Response to the No Private School Tournament Responses

My blog hit its biggest day ever Monday with over 600 plus hits. Most controversal column of the year so far. It was really interesting on some of the comments and the posts on MBR about this subject.

It seems that those that are fans of public schools think Private Schools have a big advantage and those that are fans of private schools don’t see it that way. That is understandable. I am nuetral as I have worn the shoes of both sides.

The biggest complaint seems to be that because a semi-private and it is a semi-private school as it has town kids attend without paying tuition has a prep school program that it has a big advantage.

Well lets really look at that picture. There Prep School is located 20 miles off the Interstate in a very small rural town 60 miles north of Bangor.
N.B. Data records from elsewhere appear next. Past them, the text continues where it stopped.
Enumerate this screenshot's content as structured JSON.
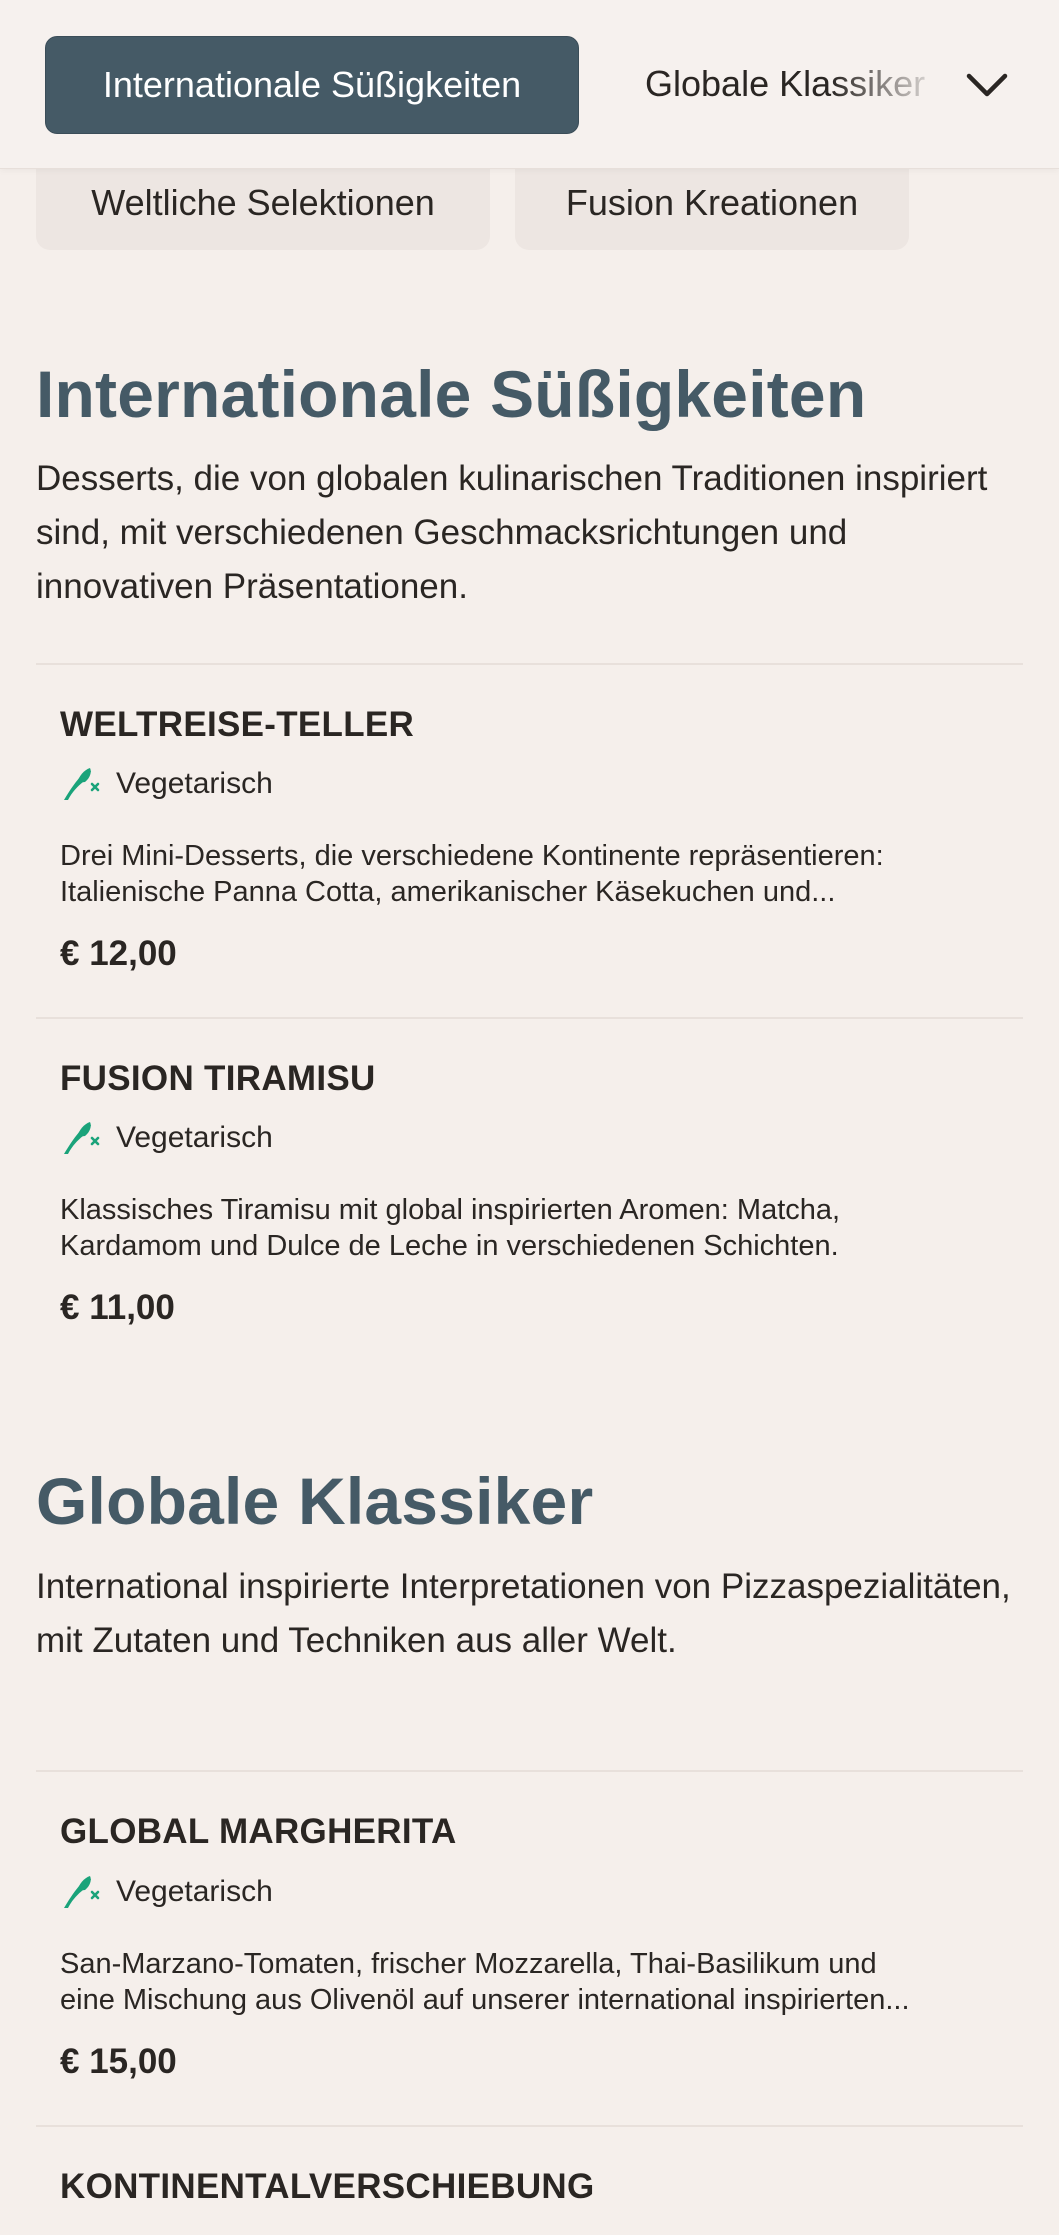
{
  "nav": {
    "active_tab": "Internationale Süßigkeiten",
    "next_tab": "Globale Klassiker",
    "chips": [
      "Weltliche Selektionen",
      "Fusion Kreationen"
    ]
  },
  "colors": {
    "accent": "#455a66",
    "veg_green": "#1aa37a",
    "background": "#f5efeb"
  },
  "sections": [
    {
      "title": "Internationale Süßigkeiten",
      "description": "Desserts, die von globalen kulinarischen Traditionen inspiriert sind, mit verschiedenen Geschmacksrichtungen und innovativen Präsentationen.",
      "items": [
        {
          "name": "WELTREISE-TELLER",
          "tag": "Vegetarisch",
          "desc_line1": "Drei Mini-Desserts, die verschiedene Kontinente repräsentieren:",
          "desc_line2": "Italienische Panna Cotta, amerikanischer Käsekuchen und...",
          "price": "€ 12,00"
        },
        {
          "name": "FUSION TIRAMISU",
          "tag": "Vegetarisch",
          "desc_line1": "Klassisches Tiramisu mit global inspirierten Aromen: Matcha,",
          "desc_line2": "Kardamom und Dulce de Leche in verschiedenen Schichten.",
          "price": "€ 11,00"
        }
      ]
    },
    {
      "title": "Globale Klassiker",
      "description": "International inspirierte Interpretationen von Pizzaspezialitäten, mit Zutaten und Techniken aus aller Welt.",
      "items": [
        {
          "name": "GLOBAL MARGHERITA",
          "tag": "Vegetarisch",
          "desc_line1": "San-Marzano-Tomaten, frischer Mozzarella, Thai-Basilikum und",
          "desc_line2": "eine Mischung aus Olivenöl auf unserer international inspirierten...",
          "price": "€ 15,00"
        },
        {
          "name": "KONTINENTALVERSCHIEBUNG"
        }
      ]
    }
  ],
  "icons": {
    "tab_expand": "chevron-down-icon",
    "vegetarian": "vegetarian-icon"
  }
}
It also is not the most successful Prep School Program in the State as that one is 35 miles south of Bangor and 3 miles off the interstate. In fact, the Rural prep school is not even in the New England Prep School League and they have not been as strong as the semi-private prep school 3 miles of the interstate.

The rural prep school program has been in existence for 6 or 7 seasons while the prep school south has been in existence for a very, very long time.
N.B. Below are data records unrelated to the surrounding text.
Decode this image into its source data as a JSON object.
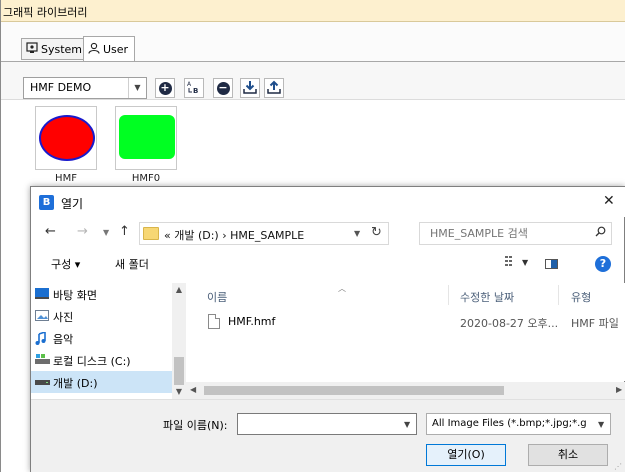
{
  "library": {
    "title": "그래픽 라이브러리",
    "tabs": [
      {
        "label": "System",
        "icon": "system-library-icon"
      },
      {
        "label": "User",
        "icon": "user-icon"
      }
    ],
    "project": "HMF DEMO",
    "toolbar_icons": [
      "add-icon",
      "rename-icon",
      "remove-icon",
      "import-icon",
      "export-icon"
    ],
    "items": [
      {
        "caption": "HMF",
        "shape": "ellipse",
        "fill": "#ff0000",
        "stroke": "#1a1acc"
      },
      {
        "caption": "HMF0",
        "shape": "rounded-rect",
        "fill": "#00ff22"
      }
    ]
  },
  "dialog": {
    "app_icon_letter": "B",
    "title": "열기",
    "close_glyph": "✕",
    "address": {
      "back": "←",
      "forward": "→",
      "up": "↑",
      "path": "« 개발 (D:) › HME_SAMPLE"
    },
    "search_placeholder": "HME_SAMPLE 검색",
    "commands": {
      "organize": "구성 ▾",
      "new_folder": "새 폴더"
    },
    "nav_pane": [
      {
        "label": "바탕 화면",
        "icon": "desktop-icon"
      },
      {
        "label": "사진",
        "icon": "pictures-icon"
      },
      {
        "label": "음악",
        "icon": "music-icon"
      },
      {
        "label": "로컬 디스크 (C:)",
        "icon": "local-disk-icon"
      },
      {
        "label": "개발 (D:)",
        "icon": "drive-icon",
        "selected": true
      }
    ],
    "columns": {
      "name": "이름",
      "date": "수정한 날짜",
      "type": "유형"
    },
    "files": [
      {
        "name": "HMF.hmf",
        "date": "2020-08-27 오후...",
        "type": "HMF 파일"
      }
    ],
    "footer": {
      "filename_label": "파일 이름(N):",
      "filename_value": "",
      "filter": "All Image Files (*.bmp;*.jpg;*.g",
      "open": "열기(O)",
      "cancel": "취소"
    }
  },
  "colors": {
    "title_bar": "#fdf0cf",
    "selection": "#cce4f7",
    "accent": "#0078d7"
  }
}
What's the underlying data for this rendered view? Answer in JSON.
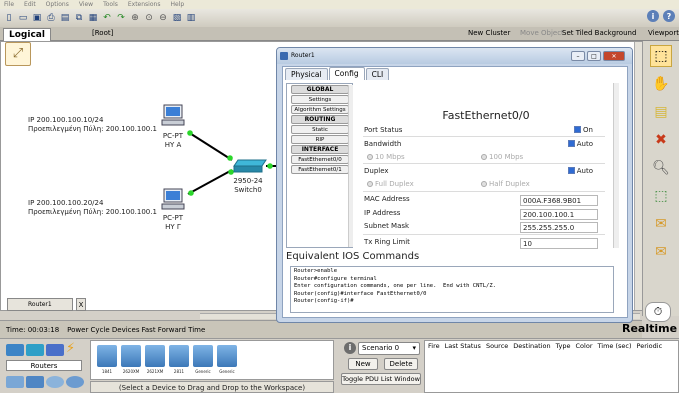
{
  "menubar": {
    "items": [
      "File",
      "Edit",
      "Options",
      "View",
      "Tools",
      "Extensions",
      "Help"
    ]
  },
  "toolbar": {
    "icons": [
      "new-icon",
      "open-icon",
      "save-icon",
      "print-icon",
      "activity-wizard-icon",
      "copy-icon",
      "paste-icon",
      "undo-icon",
      "redo-icon",
      "zoom-in-icon",
      "zoom-reset-icon",
      "zoom-out-icon",
      "palette-icon",
      "custom-device-icon"
    ]
  },
  "logicalbar": {
    "tab": "Logical",
    "root": "[Root]",
    "new_cluster": "New Cluster",
    "move_object": "Move Object",
    "set_tiled": "Set Tiled Background",
    "viewport": "Viewport"
  },
  "topology": {
    "pc_a": {
      "type": "PC-PT",
      "name": "HY A",
      "ip": "IP 200.100.100.10/24",
      "gateway": "Προεπιλεγμένη Πύλη: 200.100.100.1"
    },
    "pc_c": {
      "type": "PC-PT",
      "name": "HY Γ",
      "ip": "IP 200.100.100.20/24",
      "gateway": "Προεπιλεγμένη Πύλη: 200.100.100.1"
    },
    "switch": {
      "type": "2950-24",
      "name": "Switch0"
    }
  },
  "router_tab": {
    "label": "Router1",
    "close": "X"
  },
  "statusbar": {
    "time": "Time: 00:03:18",
    "power_cycle": "Power Cycle Devices",
    "fast_forward": "Fast Forward Time",
    "mode": "Realtime"
  },
  "bottom": {
    "category": "Routers",
    "devices": [
      "1841",
      "2620XM",
      "2621XM",
      "2811",
      "Generic",
      "Generic"
    ],
    "hint": "(Select a Device to Drag and Drop to the Workspace)",
    "scenario": "Scenario 0",
    "new": "New",
    "delete": "Delete",
    "toggle_pdu": "Toggle PDU List Window",
    "pdu_columns": [
      "Fire",
      "Last Status",
      "Source",
      "Destination",
      "Type",
      "Color",
      "Time (sec)",
      "Periodic"
    ]
  },
  "router_window": {
    "title": "Router1",
    "tabs": [
      "Physical",
      "Config",
      "CLI"
    ],
    "active_tab": "Config",
    "nav": [
      {
        "label": "GLOBAL",
        "header": true
      },
      {
        "label": "Settings"
      },
      {
        "label": "Algorithm Settings"
      },
      {
        "label": "ROUTING",
        "header": true
      },
      {
        "label": "Static"
      },
      {
        "label": "RIP"
      },
      {
        "label": "INTERFACE",
        "header": true
      },
      {
        "label": "FastEthernet0/0"
      },
      {
        "label": "FastEthernet0/1"
      }
    ],
    "config": {
      "interface_title": "FastEthernet0/0",
      "port_status_label": "Port Status",
      "port_status_value": "On",
      "bandwidth_label": "Bandwidth",
      "bandwidth_auto": "Auto",
      "bw_10": "10 Mbps",
      "bw_100": "100 Mbps",
      "duplex_label": "Duplex",
      "duplex_auto": "Auto",
      "full_duplex": "Full Duplex",
      "half_duplex": "Half Duplex",
      "mac_label": "MAC Address",
      "mac_value": "000A.F368.9B01",
      "ip_label": "IP Address",
      "ip_value": "200.100.100.1",
      "mask_label": "Subnet Mask",
      "mask_value": "255.255.255.0",
      "tx_label": "Tx Ring Limit",
      "tx_value": "10"
    },
    "ios_title": "Equivalent IOS Commands",
    "ios_lines": [
      "Router>enable",
      "Router#configure terminal",
      "Enter configuration commands, one per line.  End with CNTL/Z.",
      "Router(config)#interface FastEthernet0/0",
      "Router(config-if)#"
    ]
  }
}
The complaint seems to be that because the rural semi-private high  school has a prep team that it is a big advantage. If that is the case then why hasn;t the prep school south of Bangor’s, high school team have not  been as successful as the rural high school? Both are semi-private.

The MPA must think it is fair as they have not intervened and changed rules because the Rural High School Team happened to win a state championship last year for the first time ever for their boys team,

It all boils down to “sour grapes”, it wasn’t a problem until the school won a championship. Just like it was never a problem for a private high school in Bangor playing their home schedule at the Eastern Maine Tournament Site until they won 3 State Championships and had 2 Eastern Maine Runnersup in 7 seasons…then it became an unfair advantage.

I have always thought that the way to make things even was to raise your program up not tear somebody elses down to meet your program.

All high schools in Maine could (and some do now besides the prep school high schools) have built housing for overnighters to take in tuition students, foreign students and foreign exchange students.

With budgets being cut and money for education being really scrutinized it seems that because a school works very hard to attract tuition students that they are having an advantage in athleticsl. Public, semi-private and private schools are all on the same level playing field and if they were not then don’t you think that the MPA would do something about it to even the polaying field. After all the sports season policy, the 5 exhibition dates, etc. were all established to even the athletic playing field.

Don’t you think that if the MPA really thought that this was a problem that presented an uneven playing field they might make either of the following changes.

1. Have a recruiting for athletic purposes class for all schools that wish to be the best that they can be regardless if they are pulbic, semi-private or private. Top class in stae and it could be AA.

2. Go back to the old transfer rule and make all transfers whose parents/guardians do not change domicle be ineligible for one year from the date of transfer regardless if they transfer to a public, private, or semi-private school.

 After all if the student is not transferring for athletic purposes then there should be no problem with sitting out a year if they and their parents/guardians do not change domicle.